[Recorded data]
-*-
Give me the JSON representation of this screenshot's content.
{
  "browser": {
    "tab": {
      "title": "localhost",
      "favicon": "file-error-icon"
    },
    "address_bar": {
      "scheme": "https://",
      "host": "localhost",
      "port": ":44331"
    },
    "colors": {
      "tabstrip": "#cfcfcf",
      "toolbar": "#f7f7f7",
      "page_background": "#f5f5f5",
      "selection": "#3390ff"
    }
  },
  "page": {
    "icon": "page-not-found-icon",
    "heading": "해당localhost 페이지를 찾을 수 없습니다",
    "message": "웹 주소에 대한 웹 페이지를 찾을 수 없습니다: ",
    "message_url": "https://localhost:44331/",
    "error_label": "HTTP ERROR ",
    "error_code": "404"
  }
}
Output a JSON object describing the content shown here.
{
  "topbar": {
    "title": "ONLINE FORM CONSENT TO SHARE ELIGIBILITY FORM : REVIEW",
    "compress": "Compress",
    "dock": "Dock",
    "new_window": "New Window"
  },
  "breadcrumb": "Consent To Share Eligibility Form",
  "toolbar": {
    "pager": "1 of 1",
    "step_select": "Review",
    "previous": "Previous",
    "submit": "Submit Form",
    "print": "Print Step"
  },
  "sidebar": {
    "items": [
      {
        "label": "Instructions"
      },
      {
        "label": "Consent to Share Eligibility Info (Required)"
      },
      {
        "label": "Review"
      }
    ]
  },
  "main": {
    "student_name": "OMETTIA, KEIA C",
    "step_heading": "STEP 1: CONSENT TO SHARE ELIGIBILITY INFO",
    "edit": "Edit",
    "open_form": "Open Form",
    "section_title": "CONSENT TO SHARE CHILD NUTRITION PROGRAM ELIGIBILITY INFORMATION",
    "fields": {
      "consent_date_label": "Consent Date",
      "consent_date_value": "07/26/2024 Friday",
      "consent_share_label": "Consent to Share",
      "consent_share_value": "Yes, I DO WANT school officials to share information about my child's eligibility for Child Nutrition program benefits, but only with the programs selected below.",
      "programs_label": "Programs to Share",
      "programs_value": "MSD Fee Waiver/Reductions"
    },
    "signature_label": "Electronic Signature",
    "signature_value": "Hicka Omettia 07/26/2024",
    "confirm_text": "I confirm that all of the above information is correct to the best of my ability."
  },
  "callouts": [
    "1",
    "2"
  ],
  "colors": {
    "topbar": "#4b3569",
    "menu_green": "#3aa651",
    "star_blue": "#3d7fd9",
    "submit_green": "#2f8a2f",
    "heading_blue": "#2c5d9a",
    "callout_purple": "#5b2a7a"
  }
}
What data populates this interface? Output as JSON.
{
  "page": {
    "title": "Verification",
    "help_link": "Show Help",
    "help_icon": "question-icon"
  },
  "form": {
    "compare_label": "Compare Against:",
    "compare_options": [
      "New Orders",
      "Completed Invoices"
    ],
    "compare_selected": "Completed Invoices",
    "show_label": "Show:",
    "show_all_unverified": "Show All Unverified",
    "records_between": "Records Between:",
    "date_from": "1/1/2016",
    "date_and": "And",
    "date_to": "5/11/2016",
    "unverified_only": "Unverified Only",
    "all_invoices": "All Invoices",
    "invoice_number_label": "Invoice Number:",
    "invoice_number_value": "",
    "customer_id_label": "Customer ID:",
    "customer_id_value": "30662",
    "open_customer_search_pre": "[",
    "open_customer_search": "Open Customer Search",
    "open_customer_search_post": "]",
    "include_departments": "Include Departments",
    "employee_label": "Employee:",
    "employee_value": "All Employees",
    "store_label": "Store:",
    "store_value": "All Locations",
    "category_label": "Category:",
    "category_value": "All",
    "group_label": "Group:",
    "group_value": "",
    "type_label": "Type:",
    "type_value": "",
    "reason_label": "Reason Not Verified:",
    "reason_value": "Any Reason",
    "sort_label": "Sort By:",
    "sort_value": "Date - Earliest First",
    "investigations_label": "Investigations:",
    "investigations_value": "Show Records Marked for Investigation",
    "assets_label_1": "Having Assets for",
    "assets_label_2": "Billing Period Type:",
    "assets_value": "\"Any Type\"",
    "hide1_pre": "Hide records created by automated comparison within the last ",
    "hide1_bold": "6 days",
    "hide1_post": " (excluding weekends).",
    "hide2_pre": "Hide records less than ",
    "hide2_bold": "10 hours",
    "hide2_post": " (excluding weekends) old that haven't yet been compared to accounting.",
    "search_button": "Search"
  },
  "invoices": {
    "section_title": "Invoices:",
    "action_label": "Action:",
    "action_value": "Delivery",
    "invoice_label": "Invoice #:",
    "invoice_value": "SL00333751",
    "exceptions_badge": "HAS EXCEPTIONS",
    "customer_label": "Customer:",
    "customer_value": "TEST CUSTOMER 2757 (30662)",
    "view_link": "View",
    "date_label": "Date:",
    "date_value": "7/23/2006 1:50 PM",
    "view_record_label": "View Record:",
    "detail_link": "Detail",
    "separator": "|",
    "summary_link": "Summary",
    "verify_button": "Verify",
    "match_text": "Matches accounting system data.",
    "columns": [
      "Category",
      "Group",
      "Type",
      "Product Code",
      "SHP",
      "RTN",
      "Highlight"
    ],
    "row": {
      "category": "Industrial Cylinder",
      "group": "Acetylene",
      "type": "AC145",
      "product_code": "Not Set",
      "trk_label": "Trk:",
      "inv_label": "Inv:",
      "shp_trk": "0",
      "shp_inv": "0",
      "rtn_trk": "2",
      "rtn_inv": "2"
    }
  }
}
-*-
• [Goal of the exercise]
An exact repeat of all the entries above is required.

• [Exercise solution]
Give me the JSON representation of this screenshot's content.
{
  "browser": {
    "tab": {
      "title": "localhost",
      "favicon": "file-error-icon"
    },
    "address_bar": {
      "scheme": "https://",
      "host": "localhost",
      "port": ":44331"
    },
    "colors": {
      "tabstrip": "#cfcfcf",
      "toolbar": "#f7f7f7",
      "page_background": "#f5f5f5",
      "selection": "#3390ff"
    }
  },
  "page": {
    "icon": "page-not-found-icon",
    "heading": "해당localhost 페이지를 찾을 수 없습니다",
    "message": "웹 주소에 대한 웹 페이지를 찾을 수 없습니다: ",
    "message_url": "https://localhost:44331/",
    "error_label": "HTTP ERROR ",
    "error_code": "404"
  }
}
Output a JSON object describing the content shown here.
{
  "topbar": {
    "title": "ONLINE FORM CONSENT TO SHARE ELIGIBILITY FORM : REVIEW",
    "compress": "Compress",
    "dock": "Dock",
    "new_window": "New Window"
  },
  "breadcrumb": "Consent To Share Eligibility Form",
  "toolbar": {
    "pager": "1 of 1",
    "step_select": "Review",
    "previous": "Previous",
    "submit": "Submit Form",
    "print": "Print Step"
  },
  "sidebar": {
    "items": [
      {
        "label": "Instructions"
      },
      {
        "label": "Consent to Share Eligibility Info (Required)"
      },
      {
        "label": "Review"
      }
    ]
  },
  "main": {
    "student_name": "OMETTIA, KEIA C",
    "step_heading": "STEP 1: CONSENT TO SHARE ELIGIBILITY INFO",
    "edit": "Edit",
    "open_form": "Open Form",
    "section_title": "CONSENT TO SHARE CHILD NUTRITION PROGRAM ELIGIBILITY INFORMATION",
    "fields": {
      "consent_date_label": "Consent Date",
      "consent_date_value": "07/26/2024 Friday",
      "consent_share_label": "Consent to Share",
      "consent_share_value": "Yes, I DO WANT school officials to share information about my child's eligibility for Child Nutrition program benefits, but only with the programs selected below.",
      "programs_label": "Programs to Share",
      "programs_value": "MSD Fee Waiver/Reductions"
    },
    "signature_label": "Electronic Signature",
    "signature_value": "Hicka Omettia 07/26/2024",
    "confirm_text": "I confirm that all of the above information is correct to the best of my ability."
  },
  "callouts": [
    "1",
    "2"
  ],
  "colors": {
    "topbar": "#4b3569",
    "menu_green": "#3aa651",
    "star_blue": "#3d7fd9",
    "submit_green": "#2f8a2f",
    "heading_blue": "#2c5d9a",
    "callout_purple": "#5b2a7a"
  }
}
What data populates this interface? Output as JSON.
{
  "page": {
    "title": "Verification",
    "help_link": "Show Help",
    "help_icon": "question-icon"
  },
  "form": {
    "compare_label": "Compare Against:",
    "compare_options": [
      "New Orders",
      "Completed Invoices"
    ],
    "compare_selected": "Completed Invoices",
    "show_label": "Show:",
    "show_all_unverified": "Show All Unverified",
    "records_between": "Records Between:",
    "date_from": "1/1/2016",
    "date_and": "And",
    "date_to": "5/11/2016",
    "unverified_only": "Unverified Only",
    "all_invoices": "All Invoices",
    "invoice_number_label": "Invoice Number:",
    "invoice_number_value": "",
    "customer_id_label": "Customer ID:",
    "customer_id_value": "30662",
    "open_customer_search_pre": "[",
    "open_customer_search": "Open Customer Search",
    "open_customer_search_post": "]",
    "include_departments": "Include Departments",
    "employee_label": "Employee:",
    "employee_value": "All Employees",
    "store_label": "Store:",
    "store_value": "All Locations",
    "category_label": "Category:",
    "category_value": "All",
    "group_label": "Group:",
    "group_value": "",
    "type_label": "Type:",
    "type_value": "",
    "reason_label": "Reason Not Verified:",
    "reason_value": "Any Reason",
    "sort_label": "Sort By:",
    "sort_value": "Date - Earliest First",
    "investigations_label": "Investigations:",
    "investigations_value": "Show Records Marked for Investigation",
    "assets_label_1": "Having Assets for",
    "assets_label_2": "Billing Period Type:",
    "assets_value": "\"Any Type\"",
    "hide1_pre": "Hide records created by automated comparison within the last ",
    "hide1_bold": "6 days",
    "hide1_post": " (excluding weekends).",
    "hide2_pre": "Hide records less than ",
    "hide2_bold": "10 hours",
    "hide2_post": " (excluding weekends) old that haven't yet been compared to accounting.",
    "search_button": "Search"
  },
  "invoices": {
    "section_title": "Invoices:",
    "action_label": "Action:",
    "action_value": "Delivery",
    "invoice_label": "Invoice #:",
    "invoice_value": "SL00333751",
    "exceptions_badge": "HAS EXCEPTIONS",
    "customer_label": "Customer:",
    "customer_value": "TEST CUSTOMER 2757 (30662)",
    "view_link": "View",
    "date_label": "Date:",
    "date_value": "7/23/2006 1:50 PM",
    "view_record_label": "View Record:",
    "detail_link": "Detail",
    "separator": "|",
    "summary_link": "Summary",
    "verify_button": "Verify",
    "match_text": "Matches accounting system data.",
    "columns": [
      "Category",
      "Group",
      "Type",
      "Product Code",
      "SHP",
      "RTN",
      "Highlight"
    ],
    "row": {
      "category": "Industrial Cylinder",
      "group": "Acetylene",
      "type": "AC145",
      "product_code": "Not Set",
      "trk_label": "Trk:",
      "inv_label": "Inv:",
      "shp_trk": "0",
      "shp_inv": "0",
      "rtn_trk": "2",
      "rtn_inv": "2"
    }
  }
}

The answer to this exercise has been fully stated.